This creative young boy likes to help his mom cook and make up his own recipes. His sister finds his eggplant, mustard, and lemonade smoothie disgusting and warns him that no one in the world or the universe would eat what he cooks. Undaunted, he builds a snack stand, but no one comes for his waffles, smoothies and sandwiches. Just as the boy gives up, a flying saucer lands near the shack one night, and his first alien customer samples the mushroom iced tea. Word spreads through the galaxy, and creatures line up nightly for their favorite dishes: Swiss-cheese doughnut holes, turnip-side-down cake, sponge cake with leeks, and bean puffs. But when the boy mixes all his favorite ingredients into Galactic Pudding, he may have gone too far for even his far-out clientele.
Rendered in ink, pencil and digital techniques, quiet illustrations embellish the spare text by casting glowing moonlight on a bevy of eerie, silly, fantastical extraterrestrials in nocturnal purples, blues and greens. Whimsical pairing of creatures and snacks—an enormous critter with a giant mouthful of teeth loves the toothpaste soup, for instance—proves especially rib-tickling.
Tasty fare for alien fans. (Picture book. 4-8)
A young chef loves to try new recipes that his sister thinks are disgusting and that no one would ever eat. He sets up a stand to sell his snacks and finds that she might be right. But in the middle of the night, a spaceship lands in his backyard and the aliens love his recipes! All summer, he cooks and bakes for his new alien friends. There are colorful illustrations that kids are sure to love. This book could be used to spark creativity and writing—have students write their own recipes. Teachers and librarians could pair this with nonfiction selections about food. Valerie Byrd Fort, Library Media Specialist, New Providence Elementary School, Lexington, South Carolina. Recommended

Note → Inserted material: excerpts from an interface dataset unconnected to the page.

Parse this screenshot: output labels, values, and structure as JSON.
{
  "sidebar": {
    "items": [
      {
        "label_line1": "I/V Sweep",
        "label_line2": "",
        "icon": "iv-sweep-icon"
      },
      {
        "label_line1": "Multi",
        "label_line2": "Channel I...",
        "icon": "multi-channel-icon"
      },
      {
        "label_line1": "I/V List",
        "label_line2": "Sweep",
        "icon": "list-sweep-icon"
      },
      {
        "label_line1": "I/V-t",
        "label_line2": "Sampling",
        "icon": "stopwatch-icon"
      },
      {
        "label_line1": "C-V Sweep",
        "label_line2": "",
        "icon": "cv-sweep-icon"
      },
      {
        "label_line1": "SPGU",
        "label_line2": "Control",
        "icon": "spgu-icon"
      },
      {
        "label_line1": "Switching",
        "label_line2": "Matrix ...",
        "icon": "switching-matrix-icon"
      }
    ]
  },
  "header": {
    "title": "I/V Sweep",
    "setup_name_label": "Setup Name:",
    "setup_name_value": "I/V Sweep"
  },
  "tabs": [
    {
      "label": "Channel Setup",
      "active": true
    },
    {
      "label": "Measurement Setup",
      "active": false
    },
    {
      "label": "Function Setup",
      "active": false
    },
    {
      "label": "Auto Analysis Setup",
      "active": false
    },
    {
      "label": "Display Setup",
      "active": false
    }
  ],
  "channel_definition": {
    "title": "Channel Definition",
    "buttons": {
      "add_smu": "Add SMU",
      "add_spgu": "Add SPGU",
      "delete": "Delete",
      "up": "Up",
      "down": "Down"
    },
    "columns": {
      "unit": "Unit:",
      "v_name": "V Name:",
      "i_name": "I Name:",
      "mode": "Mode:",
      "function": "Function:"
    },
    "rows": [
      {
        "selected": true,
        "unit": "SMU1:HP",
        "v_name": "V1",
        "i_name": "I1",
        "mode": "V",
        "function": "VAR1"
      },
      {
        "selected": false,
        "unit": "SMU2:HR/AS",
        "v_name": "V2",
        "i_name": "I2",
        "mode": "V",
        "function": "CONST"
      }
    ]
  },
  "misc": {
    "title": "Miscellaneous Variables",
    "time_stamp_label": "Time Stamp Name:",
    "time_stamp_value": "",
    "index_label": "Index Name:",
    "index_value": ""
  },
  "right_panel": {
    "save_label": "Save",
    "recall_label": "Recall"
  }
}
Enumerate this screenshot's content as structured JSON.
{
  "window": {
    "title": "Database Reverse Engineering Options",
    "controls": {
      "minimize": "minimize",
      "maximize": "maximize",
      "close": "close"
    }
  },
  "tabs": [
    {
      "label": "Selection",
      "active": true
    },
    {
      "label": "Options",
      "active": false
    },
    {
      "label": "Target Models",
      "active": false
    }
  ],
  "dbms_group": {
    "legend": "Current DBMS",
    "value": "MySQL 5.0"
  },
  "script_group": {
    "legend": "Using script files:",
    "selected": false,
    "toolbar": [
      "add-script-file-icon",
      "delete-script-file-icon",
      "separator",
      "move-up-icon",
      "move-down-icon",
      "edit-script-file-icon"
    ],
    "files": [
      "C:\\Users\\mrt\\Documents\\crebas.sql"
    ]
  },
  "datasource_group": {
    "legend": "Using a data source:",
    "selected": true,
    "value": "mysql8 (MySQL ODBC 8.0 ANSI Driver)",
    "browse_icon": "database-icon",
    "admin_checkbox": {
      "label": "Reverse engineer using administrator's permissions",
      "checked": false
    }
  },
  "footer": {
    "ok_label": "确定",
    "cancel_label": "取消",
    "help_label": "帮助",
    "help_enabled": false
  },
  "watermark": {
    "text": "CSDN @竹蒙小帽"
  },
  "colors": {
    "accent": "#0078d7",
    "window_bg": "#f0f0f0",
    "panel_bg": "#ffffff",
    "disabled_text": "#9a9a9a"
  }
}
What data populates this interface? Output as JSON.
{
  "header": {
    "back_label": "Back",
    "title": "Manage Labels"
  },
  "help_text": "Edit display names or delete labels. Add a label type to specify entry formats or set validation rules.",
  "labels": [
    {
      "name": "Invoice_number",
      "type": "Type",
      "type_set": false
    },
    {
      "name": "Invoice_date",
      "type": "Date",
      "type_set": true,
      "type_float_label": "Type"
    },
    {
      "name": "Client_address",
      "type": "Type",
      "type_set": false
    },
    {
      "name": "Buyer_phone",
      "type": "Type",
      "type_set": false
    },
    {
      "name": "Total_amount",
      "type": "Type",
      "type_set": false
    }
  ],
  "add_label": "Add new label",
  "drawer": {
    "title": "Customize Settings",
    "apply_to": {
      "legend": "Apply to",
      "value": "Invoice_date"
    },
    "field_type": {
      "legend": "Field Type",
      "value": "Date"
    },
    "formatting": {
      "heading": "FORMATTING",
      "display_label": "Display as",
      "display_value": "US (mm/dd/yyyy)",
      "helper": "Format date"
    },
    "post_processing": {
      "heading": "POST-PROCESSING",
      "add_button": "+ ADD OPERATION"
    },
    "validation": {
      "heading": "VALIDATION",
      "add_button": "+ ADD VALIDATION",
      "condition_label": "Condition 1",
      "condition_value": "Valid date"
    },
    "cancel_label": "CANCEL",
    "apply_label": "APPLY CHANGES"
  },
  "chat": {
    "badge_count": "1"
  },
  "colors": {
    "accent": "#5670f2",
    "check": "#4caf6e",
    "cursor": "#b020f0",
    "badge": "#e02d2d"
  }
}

MCELLIGOTT, Matthew. Even Aliens Need Snacks. illus. by author. 40p. CIP. Walker. 2012. Tr $14.99. ISBN 978-0-8027-2398-7; PLB $15.89. ISBN 978-0-8027-2399-4. LC 2011050071. K-Gr 2–A young chef has a penchant for whipping up out-of-this-world recipes. His sister is not impressed with an “eggplant, mustard and lemonade smoothie” and admonishes him that “no one in the whole universe” would eat his food. Undeterred, he opens up a snack stand and attracts some late-night patrons. McElligott’s ink, pencil, and digital illustrations show an eclectic lineup of aliens, including a doughnut-shaped, duck-footed creature and a wide-mouthed purple being with a toothy grin. They all love the boy’s “turnip-side-down cake,” “sponge cake with leeks,” and “toothpaste soup.” While his final dish of the season, “galactic pudding,” is met with moans of “YICH!” from extraterrestrials holding their noses, his unsuspecting sister tucks into it with relish. As in McElligott’s Even Monsters Need Haircuts (Walker, 2010), the droll, first-person narration is full of witty quips. A tasty treat sure to please.–Linda Ludke, London Public Library, Ontario, Canada